● DIRECTIONS FOR THIS TASK
Print the listing in full, with no character changed.

● PROVIDED INFORMATION
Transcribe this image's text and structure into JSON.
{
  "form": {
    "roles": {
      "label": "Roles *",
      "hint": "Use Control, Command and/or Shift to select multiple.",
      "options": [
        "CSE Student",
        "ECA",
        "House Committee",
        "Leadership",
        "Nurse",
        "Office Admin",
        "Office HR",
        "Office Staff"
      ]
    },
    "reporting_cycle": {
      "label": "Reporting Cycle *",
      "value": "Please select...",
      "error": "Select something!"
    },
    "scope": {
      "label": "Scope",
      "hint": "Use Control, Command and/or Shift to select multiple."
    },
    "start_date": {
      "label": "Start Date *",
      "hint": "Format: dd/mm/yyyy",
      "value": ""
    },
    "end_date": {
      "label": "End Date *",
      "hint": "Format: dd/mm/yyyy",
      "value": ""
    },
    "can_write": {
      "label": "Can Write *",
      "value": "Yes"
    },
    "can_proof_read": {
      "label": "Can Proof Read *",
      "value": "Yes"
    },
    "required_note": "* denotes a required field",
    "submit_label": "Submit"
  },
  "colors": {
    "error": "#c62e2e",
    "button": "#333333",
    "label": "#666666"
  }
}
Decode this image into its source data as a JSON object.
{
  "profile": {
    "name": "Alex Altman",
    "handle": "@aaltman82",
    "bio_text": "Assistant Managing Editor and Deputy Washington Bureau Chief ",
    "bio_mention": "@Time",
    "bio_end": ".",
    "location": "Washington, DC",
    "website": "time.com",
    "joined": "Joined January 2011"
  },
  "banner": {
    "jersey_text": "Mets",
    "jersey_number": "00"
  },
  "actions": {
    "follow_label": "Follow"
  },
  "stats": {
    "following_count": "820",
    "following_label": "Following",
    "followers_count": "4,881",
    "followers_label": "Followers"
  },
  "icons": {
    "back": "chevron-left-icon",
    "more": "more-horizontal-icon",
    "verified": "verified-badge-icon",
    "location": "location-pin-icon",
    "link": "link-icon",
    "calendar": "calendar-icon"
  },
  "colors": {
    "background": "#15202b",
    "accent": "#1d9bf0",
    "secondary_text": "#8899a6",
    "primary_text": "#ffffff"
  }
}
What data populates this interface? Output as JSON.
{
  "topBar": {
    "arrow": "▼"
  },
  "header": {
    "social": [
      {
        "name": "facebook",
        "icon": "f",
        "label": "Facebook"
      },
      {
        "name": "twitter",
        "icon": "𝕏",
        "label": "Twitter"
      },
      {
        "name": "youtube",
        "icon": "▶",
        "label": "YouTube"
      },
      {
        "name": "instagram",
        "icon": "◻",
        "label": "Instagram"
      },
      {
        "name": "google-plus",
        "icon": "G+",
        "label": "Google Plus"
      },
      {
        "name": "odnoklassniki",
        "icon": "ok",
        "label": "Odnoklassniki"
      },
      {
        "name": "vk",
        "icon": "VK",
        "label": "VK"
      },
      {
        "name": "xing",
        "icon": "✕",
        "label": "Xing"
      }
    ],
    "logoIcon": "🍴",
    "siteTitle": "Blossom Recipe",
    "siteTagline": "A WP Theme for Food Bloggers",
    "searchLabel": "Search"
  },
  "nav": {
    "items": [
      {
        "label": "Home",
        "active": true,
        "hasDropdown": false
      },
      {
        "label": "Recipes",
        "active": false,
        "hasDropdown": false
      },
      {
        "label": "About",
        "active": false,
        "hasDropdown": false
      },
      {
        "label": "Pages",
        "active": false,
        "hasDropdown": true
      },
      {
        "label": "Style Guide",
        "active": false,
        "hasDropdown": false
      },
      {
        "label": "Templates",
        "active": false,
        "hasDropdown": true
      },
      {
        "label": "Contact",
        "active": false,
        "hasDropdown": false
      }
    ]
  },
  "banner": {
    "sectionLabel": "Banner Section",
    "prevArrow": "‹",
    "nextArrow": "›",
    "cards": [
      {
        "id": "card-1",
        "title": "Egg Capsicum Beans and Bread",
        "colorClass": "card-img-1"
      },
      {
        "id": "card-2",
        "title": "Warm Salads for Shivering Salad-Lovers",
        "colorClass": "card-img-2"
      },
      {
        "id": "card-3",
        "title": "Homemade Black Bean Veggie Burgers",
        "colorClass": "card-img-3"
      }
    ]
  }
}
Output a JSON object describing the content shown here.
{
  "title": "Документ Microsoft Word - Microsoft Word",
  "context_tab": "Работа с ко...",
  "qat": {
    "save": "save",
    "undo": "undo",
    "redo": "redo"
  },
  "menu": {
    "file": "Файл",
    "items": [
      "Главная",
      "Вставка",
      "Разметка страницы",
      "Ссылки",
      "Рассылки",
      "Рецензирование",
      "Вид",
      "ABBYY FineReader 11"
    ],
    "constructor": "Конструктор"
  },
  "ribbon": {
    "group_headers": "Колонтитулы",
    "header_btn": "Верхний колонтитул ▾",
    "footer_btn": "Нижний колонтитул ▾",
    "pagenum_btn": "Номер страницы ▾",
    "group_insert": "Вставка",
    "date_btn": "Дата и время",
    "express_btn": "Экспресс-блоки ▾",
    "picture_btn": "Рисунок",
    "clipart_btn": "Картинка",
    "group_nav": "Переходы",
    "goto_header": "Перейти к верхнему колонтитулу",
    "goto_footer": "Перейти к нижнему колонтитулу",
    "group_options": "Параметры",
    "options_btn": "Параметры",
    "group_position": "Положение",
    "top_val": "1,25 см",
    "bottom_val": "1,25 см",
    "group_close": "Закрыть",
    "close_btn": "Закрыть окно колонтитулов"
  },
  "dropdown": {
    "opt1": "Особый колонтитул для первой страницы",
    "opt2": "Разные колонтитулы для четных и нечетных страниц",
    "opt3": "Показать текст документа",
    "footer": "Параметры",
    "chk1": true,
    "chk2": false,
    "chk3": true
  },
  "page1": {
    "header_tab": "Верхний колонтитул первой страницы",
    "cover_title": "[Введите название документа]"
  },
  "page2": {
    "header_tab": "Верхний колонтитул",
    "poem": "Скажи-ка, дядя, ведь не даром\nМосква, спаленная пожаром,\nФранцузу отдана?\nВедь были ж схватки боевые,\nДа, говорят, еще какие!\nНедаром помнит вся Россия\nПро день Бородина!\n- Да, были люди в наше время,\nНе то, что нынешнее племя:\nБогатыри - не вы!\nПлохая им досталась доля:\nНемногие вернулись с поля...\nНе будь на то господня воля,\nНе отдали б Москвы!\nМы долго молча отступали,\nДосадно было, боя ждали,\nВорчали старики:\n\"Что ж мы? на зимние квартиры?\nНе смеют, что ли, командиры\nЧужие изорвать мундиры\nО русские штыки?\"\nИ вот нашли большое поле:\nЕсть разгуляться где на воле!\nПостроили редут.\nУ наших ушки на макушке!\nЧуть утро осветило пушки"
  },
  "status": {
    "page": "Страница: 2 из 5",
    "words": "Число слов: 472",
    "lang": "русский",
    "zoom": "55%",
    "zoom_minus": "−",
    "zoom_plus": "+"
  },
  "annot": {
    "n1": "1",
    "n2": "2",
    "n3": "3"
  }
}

● RESPONSE TO THIS EXERCISE
Transcribe this image's text and structure into JSON.
{
  "form": {
    "roles": {
      "label": "Roles *",
      "hint": "Use Control, Command and/or Shift to select multiple.",
      "options": [
        "CSE Student",
        "ECA",
        "House Committee",
        "Leadership",
        "Nurse",
        "Office Admin",
        "Office HR",
        "Office Staff"
      ]
    },
    "reporting_cycle": {
      "label": "Reporting Cycle *",
      "value": "Please select...",
      "error": "Select something!"
    },
    "scope": {
      "label": "Scope",
      "hint": "Use Control, Command and/or Shift to select multiple."
    },
    "start_date": {
      "label": "Start Date *",
      "hint": "Format: dd/mm/yyyy",
      "value": ""
    },
    "end_date": {
      "label": "End Date *",
      "hint": "Format: dd/mm/yyyy",
      "value": ""
    },
    "can_write": {
      "label": "Can Write *",
      "value": "Yes"
    },
    "can_proof_read": {
      "label": "Can Proof Read *",
      "value": "Yes"
    },
    "required_note": "* denotes a required field",
    "submit_label": "Submit"
  },
  "colors": {
    "error": "#c62e2e",
    "button": "#333333",
    "label": "#666666"
  }
}
Decode this image into its source data as a JSON object.
{
  "profile": {
    "name": "Alex Altman",
    "handle": "@aaltman82",
    "bio_text": "Assistant Managing Editor and Deputy Washington Bureau Chief ",
    "bio_mention": "@Time",
    "bio_end": ".",
    "location": "Washington, DC",
    "website": "time.com",
    "joined": "Joined January 2011"
  },
  "banner": {
    "jersey_text": "Mets",
    "jersey_number": "00"
  },
  "actions": {
    "follow_label": "Follow"
  },
  "stats": {
    "following_count": "820",
    "following_label": "Following",
    "followers_count": "4,881",
    "followers_label": "Followers"
  },
  "icons": {
    "back": "chevron-left-icon",
    "more": "more-horizontal-icon",
    "verified": "verified-badge-icon",
    "location": "location-pin-icon",
    "link": "link-icon",
    "calendar": "calendar-icon"
  },
  "colors": {
    "background": "#15202b",
    "accent": "#1d9bf0",
    "secondary_text": "#8899a6",
    "primary_text": "#ffffff"
  }
}
What data populates this interface? Output as JSON.
{
  "topBar": {
    "arrow": "▼"
  },
  "header": {
    "social": [
      {
        "name": "facebook",
        "icon": "f",
        "label": "Facebook"
      },
      {
        "name": "twitter",
        "icon": "𝕏",
        "label": "Twitter"
      },
      {
        "name": "youtube",
        "icon": "▶",
        "label": "YouTube"
      },
      {
        "name": "instagram",
        "icon": "◻",
        "label": "Instagram"
      },
      {
        "name": "google-plus",
        "icon": "G+",
        "label": "Google Plus"
      },
      {
        "name": "odnoklassniki",
        "icon": "ok",
        "label": "Odnoklassniki"
      },
      {
        "name": "vk",
        "icon": "VK",
        "label": "VK"
      },
      {
        "name": "xing",
        "icon": "✕",
        "label": "Xing"
      }
    ],
    "logoIcon": "🍴",
    "siteTitle": "Blossom Recipe",
    "siteTagline": "A WP Theme for Food Bloggers",
    "searchLabel": "Search"
  },
  "nav": {
    "items": [
      {
        "label": "Home",
        "active": true,
        "hasDropdown": false
      },
      {
        "label": "Recipes",
        "active": false,
        "hasDropdown": false
      },
      {
        "label": "About",
        "active": false,
        "hasDropdown": false
      },
      {
        "label": "Pages",
        "active": false,
        "hasDropdown": true
      },
      {
        "label": "Style Guide",
        "active": false,
        "hasDropdown": false
      },
      {
        "label": "Templates",
        "active": false,
        "hasDropdown": true
      },
      {
        "label": "Contact",
        "active": false,
        "hasDropdown": false
      }
    ]
  },
  "banner": {
    "sectionLabel": "Banner Section",
    "prevArrow": "‹",
    "nextArrow": "›",
    "cards": [
      {
        "id": "card-1",
        "title": "Egg Capsicum Beans and Bread",
        "colorClass": "card-img-1"
      },
      {
        "id": "card-2",
        "title": "Warm Salads for Shivering Salad-Lovers",
        "colorClass": "card-img-2"
      },
      {
        "id": "card-3",
        "title": "Homemade Black Bean Veggie Burgers",
        "colorClass": "card-img-3"
      }
    ]
  }
}
Output a JSON object describing the content shown here.
{
  "title": "Документ Microsoft Word - Microsoft Word",
  "context_tab": "Работа с ко...",
  "qat": {
    "save": "save",
    "undo": "undo",
    "redo": "redo"
  },
  "menu": {
    "file": "Файл",
    "items": [
      "Главная",
      "Вставка",
      "Разметка страницы",
      "Ссылки",
      "Рассылки",
      "Рецензирование",
      "Вид",
      "ABBYY FineReader 11"
    ],
    "constructor": "Конструктор"
  },
  "ribbon": {
    "group_headers": "Колонтитулы",
    "header_btn": "Верхний колонтитул ▾",
    "footer_btn": "Нижний колонтитул ▾",
    "pagenum_btn": "Номер страницы ▾",
    "group_insert": "Вставка",
    "date_btn": "Дата и время",
    "express_btn": "Экспресс-блоки ▾",
    "picture_btn": "Рисунок",
    "clipart_btn": "Картинка",
    "group_nav": "Переходы",
    "goto_header": "Перейти к верхнему колонтитулу",
    "goto_footer": "Перейти к нижнему колонтитулу",
    "group_options": "Параметры",
    "options_btn": "Параметры",
    "group_position": "Положение",
    "top_val": "1,25 см",
    "bottom_val": "1,25 см",
    "group_close": "Закрыть",
    "close_btn": "Закрыть окно колонтитулов"
  },
  "dropdown": {
    "opt1": "Особый колонтитул для первой страницы",
    "opt2": "Разные колонтитулы для четных и нечетных страниц",
    "opt3": "Показать текст документа",
    "footer": "Параметры",
    "chk1": true,
    "chk2": false,
    "chk3": true
  },
  "page1": {
    "header_tab": "Верхний колонтитул первой страницы",
    "cover_title": "[Введите название документа]"
  },
  "page2": {
    "header_tab": "Верхний колонтитул",
    "poem": "Скажи-ка, дядя, ведь не даром\nМосква, спаленная пожаром,\nФранцузу отдана?\nВедь были ж схватки боевые,\nДа, говорят, еще какие!\nНедаром помнит вся Россия\nПро день Бородина!\n- Да, были люди в наше время,\nНе то, что нынешнее племя:\nБогатыри - не вы!\nПлохая им досталась доля:\nНемногие вернулись с поля...\nНе будь на то господня воля,\nНе отдали б Москвы!\nМы долго молча отступали,\nДосадно было, боя ждали,\nВорчали старики:\n\"Что ж мы? на зимние квартиры?\nНе смеют, что ли, командиры\nЧужие изорвать мундиры\nО русские штыки?\"\nИ вот нашли большое поле:\nЕсть разгуляться где на воле!\nПостроили редут.\nУ наших ушки на макушке!\nЧуть утро осветило пушки"
  },
  "status": {
    "page": "Страница: 2 из 5",
    "words": "Число слов: 472",
    "lang": "русский",
    "zoom": "55%",
    "zoom_minus": "−",
    "zoom_plus": "+"
  },
  "annot": {
    "n1": "1",
    "n2": "2",
    "n3": "3"
  }
}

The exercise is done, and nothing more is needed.